Meanwhile, Kuala Lumpur and Selangor Indian Chamber of Commerce and Industry special task force council member N.P. Raman said people were against the move and many felt that MPK was not listening to the voice of ratepayers.
“We want MPK to put a stop to the proposed increase and find other innovative methods to generate revenue and curb wastage.
“For instance, the council must seek claims from contractors who fail to fulfil contracts, be it for cleaning jobs or infrastructure construction,” he added.
Raman added that if the council went ahead with the assessment tax increase, it would see a “trust deficit”.
One way to meet rising expectations for service delivery was for MPK to create new revenue streams through land ownership and rental of selected council properties in commercial areas,” said the businessman.
Klang MCA Youth chief Datuk BK Tan said the MPK plan revealed that its leadership was disconnected from the people’s hardship.
“We see no public engagement, consultation or attempt to get feedback from the people. Most people understand that MPK has the legal right to conduct a revaluation under the Local Government Act but the council should not even think of an increase in assessment tax.”
“MPK does not have to rush to increase tax as the Federal Government gives grants under the Malaysian Road Records Information System to upkeep roads and repair broken drains. It also has the Improvement Services Fund, a fee collected from developers to offset the impact of new development on an area,” he said.
Tan, who is also Selangor MCA Youth deputy chairman, said Klang ratepayers were stunned that MPK was in a rush to increase the tax at a time when all Malaysians were going through challenging times.

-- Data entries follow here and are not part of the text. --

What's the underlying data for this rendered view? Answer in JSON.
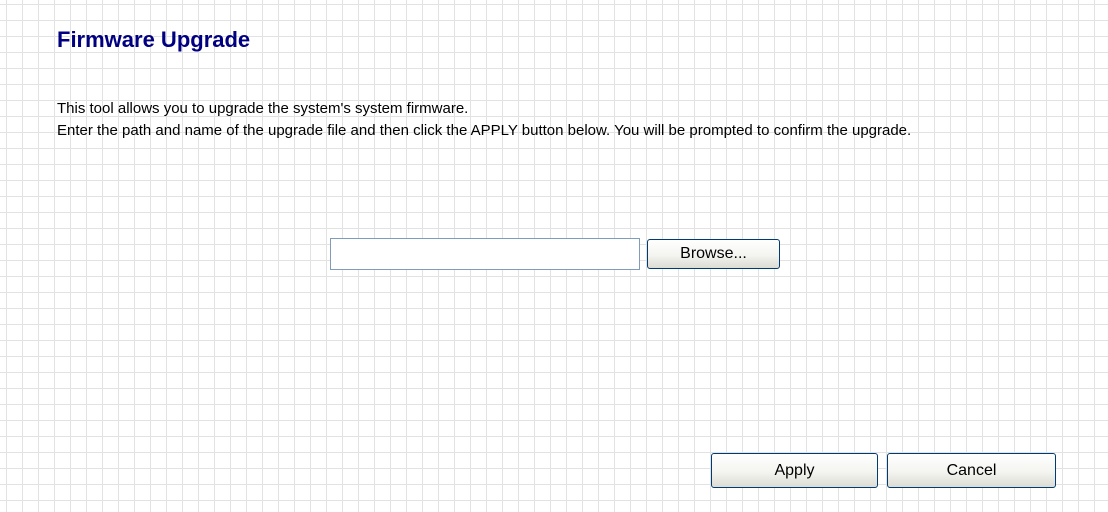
{
  "page": {
    "title": "Firmware Upgrade",
    "description_line1": "This tool allows you to upgrade the system's system firmware.",
    "description_line2": "Enter the path and name of the upgrade file and then click the APPLY button below. You will be prompted to confirm the upgrade."
  },
  "upload": {
    "file_path_value": "",
    "browse_label": "Browse..."
  },
  "actions": {
    "apply_label": "Apply",
    "cancel_label": "Cancel"
  },
  "colors": {
    "title": "#000080",
    "grid_line": "#e2e2e2",
    "button_border": "#003c74"
  }
}
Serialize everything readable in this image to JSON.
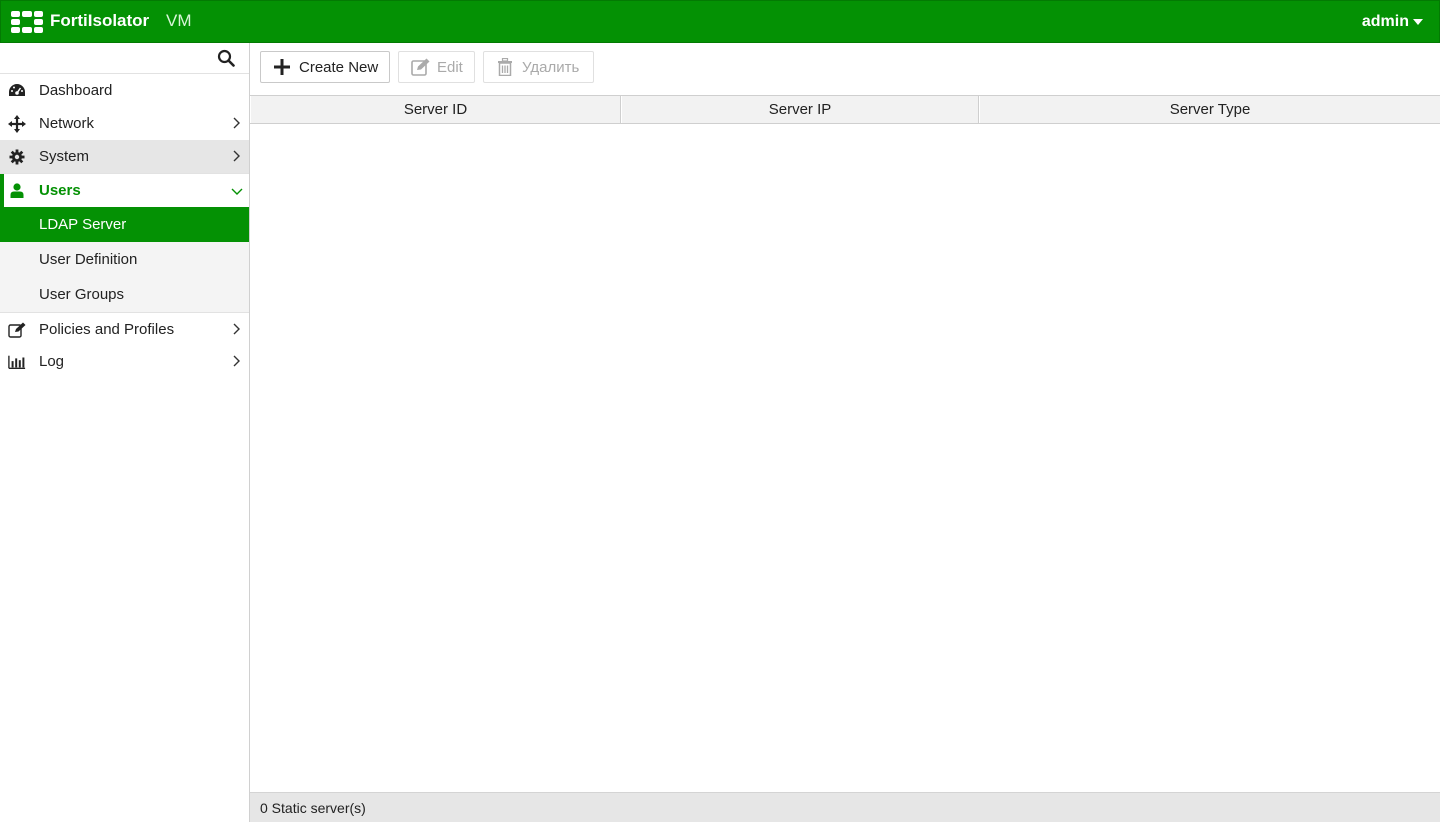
{
  "header": {
    "brand": "FortiIsolator",
    "edition": "VM",
    "user": "admin",
    "color": "#049104"
  },
  "sidebar": {
    "search_icon": "search-icon",
    "items": [
      {
        "label": "Dashboard",
        "icon": "dashboard-icon"
      },
      {
        "label": "Network",
        "icon": "network-icon"
      },
      {
        "label": "System",
        "icon": "gear-icon"
      },
      {
        "label": "Users",
        "icon": "user-icon",
        "expanded": true,
        "children": [
          {
            "label": "LDAP Server",
            "active": true
          },
          {
            "label": "User Definition"
          },
          {
            "label": "User Groups"
          }
        ]
      },
      {
        "label": "Policies and Profiles",
        "icon": "edit-icon"
      },
      {
        "label": "Log",
        "icon": "bar-chart-icon"
      }
    ]
  },
  "toolbar": {
    "create_label": "Create New",
    "edit_label": "Edit",
    "delete_label": "Удалить"
  },
  "table": {
    "columns": [
      "Server ID",
      "Server IP",
      "Server Type"
    ],
    "rows": []
  },
  "footer": {
    "status": "0 Static server(s)"
  }
}
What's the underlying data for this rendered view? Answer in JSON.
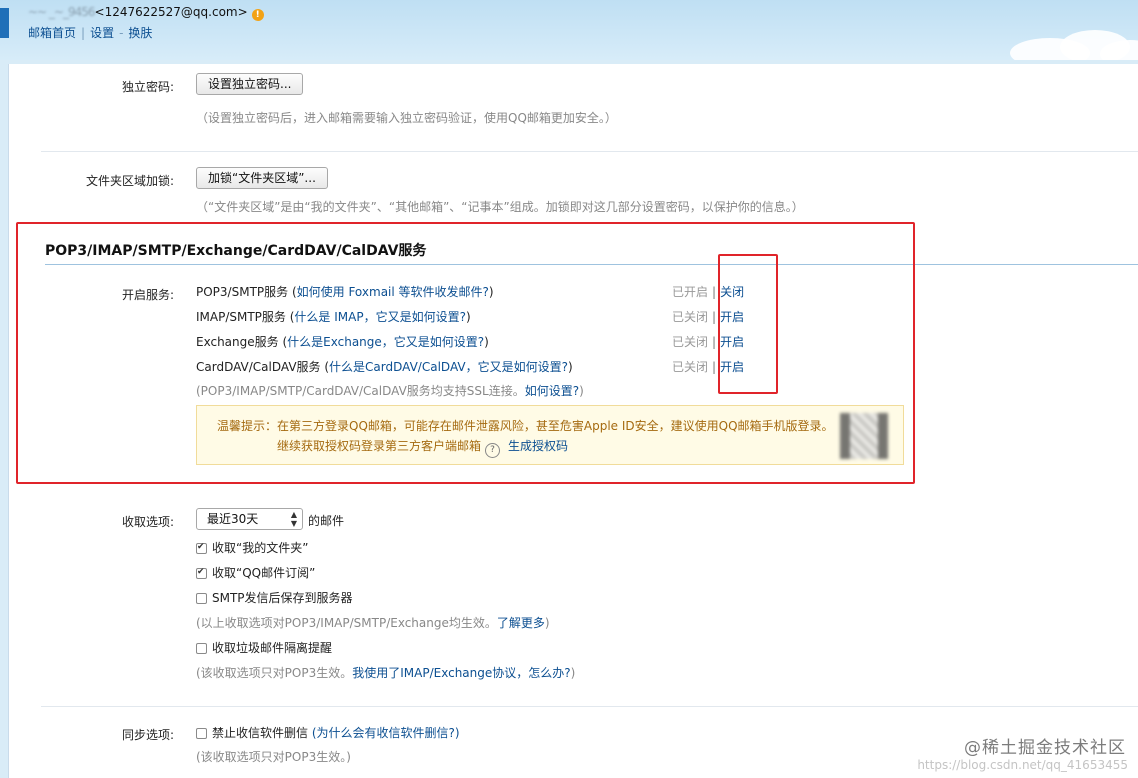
{
  "header": {
    "account_prefix": "~~ _~_9456",
    "account_email": "<1247622527@qq.com>",
    "links": [
      "邮箱首页",
      "设置",
      "换肤"
    ]
  },
  "rows": {
    "independent_password": {
      "label": "独立密码:",
      "button": "设置独立密码...",
      "note": "（设置独立密码后，进入邮箱需要输入独立密码验证，使用QQ邮箱更加安全。）"
    },
    "folder_lock": {
      "label": "文件夹区域加锁:",
      "button": "加锁“文件夹区域”...",
      "note": "（“文件夹区域”是由“我的文件夹”、“其他邮箱”、“记事本”组成。加锁即对这几部分设置密码，以保护你的信息。）"
    }
  },
  "services": {
    "title": "POP3/IMAP/SMTP/Exchange/CardDAV/CalDAV服务",
    "label": "开启服务:",
    "items": [
      {
        "name": "POP3/SMTP服务",
        "help": "如何使用 Foxmail 等软件收发邮件?",
        "status": "已开启",
        "action": "关闭"
      },
      {
        "name": "IMAP/SMTP服务",
        "help": "什么是 IMAP，它又是如何设置?",
        "status": "已关闭",
        "action": "开启"
      },
      {
        "name": "Exchange服务",
        "help": "什么是Exchange，它又是如何设置?",
        "status": "已关闭",
        "action": "开启"
      },
      {
        "name": "CardDAV/CalDAV服务",
        "help": "什么是CardDAV/CalDAV，它又是如何设置?",
        "status": "已关闭",
        "action": "开启"
      }
    ],
    "ssl_note": "(POP3/IMAP/SMTP/CardDAV/CalDAV服务均支持SSL连接。",
    "ssl_link": "如何设置?",
    "ssl_end": ")",
    "tip": {
      "line1": "温馨提示：在第三方登录QQ邮箱，可能存在邮件泄露风险，甚至危害Apple ID安全，建议使用QQ邮箱手机版登录。",
      "line2": "继续获取授权码登录第三方客户端邮箱",
      "help_icon": "?",
      "link": "生成授权码"
    }
  },
  "receive": {
    "label": "收取选项:",
    "select_value": "最近30天",
    "after_select": "的邮件",
    "options": [
      {
        "text": "收取“我的文件夹”",
        "checked": true
      },
      {
        "text": "收取“QQ邮件订阅”",
        "checked": true
      },
      {
        "text": "SMTP发信后保存到服务器",
        "checked": false
      }
    ],
    "note1": "(以上收取选项对POP3/IMAP/SMTP/Exchange均生效。",
    "note1_link": "了解更多",
    "note1_end": ")",
    "junk_option": {
      "text": "收取垃圾邮件隔离提醒",
      "checked": false
    },
    "note2": "(该收取选项只对POP3生效。",
    "note2_link": "我使用了IMAP/Exchange协议，怎么办?",
    "note2_end": ")"
  },
  "sync": {
    "label": "同步选项:",
    "option": {
      "text": "禁止收信软件删信",
      "checked": false
    },
    "help": "(为什么会有收信软件删信?)",
    "note": "(该收取选项只对POP3生效。)"
  },
  "watermark": {
    "main": "@稀土掘金技术社区",
    "sub": "https://blog.csdn.net/qq_41653455"
  },
  "colors": {
    "link": "#0c4f91",
    "highlight_box": "#e0242a",
    "tip_bg": "#fffbe6",
    "tip_text": "#a56a10"
  }
}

When contacted, Selangor local government, public transport and new village development committee chairman Ng Sze Han declined to comment on the issue.